For the past 20 years, the consensus among researchers has been that, at any given time, a molecule of water typically forms three or four hydrogen bonds - 3.5 on average. ''What we find,'' Bergmann says, ''is that there are not 3.5 hydrogen bonds, but only 2.'' Each molecule could still form up to four bonds, the research suggests, but two would be of different, much looser kinds.
The authors point out that the earlier estimate of 3.5 was based on theoretical assumptions that became commonly accepted because, when applied in computer simulations, they gave results consistent with known properties of water, such as the unusually high amount of energy that is required to heat it up. ''Nobody had anything to object to the prevailing model, so it became the truth,'' Nilsson says.
But the difficulty of ''seeing'' the actual molecules in action meant a dearth of real data. ''There has not really been new experimental information about water in the last 20 years, except for data from neutron studies,'' Nilsson says. ''The amazing thing is that hardly anything is known about the unique properties of liquid water.''

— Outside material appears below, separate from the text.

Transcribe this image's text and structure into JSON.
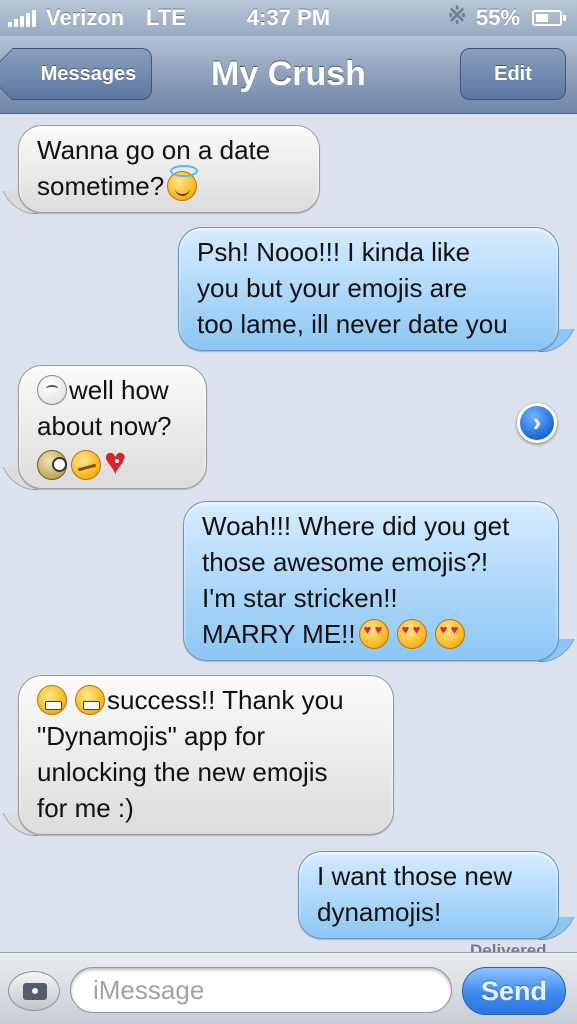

The new result now reopens the hunt for the structure of liquid water. ''It resurrects models that were considered inappropriate,'' Bergmann says. One possibility, he says, is that water molecules could arrange in chains or even in closed rings. Eventually, the outcome could be a better understanding of
Contact: Neil Calder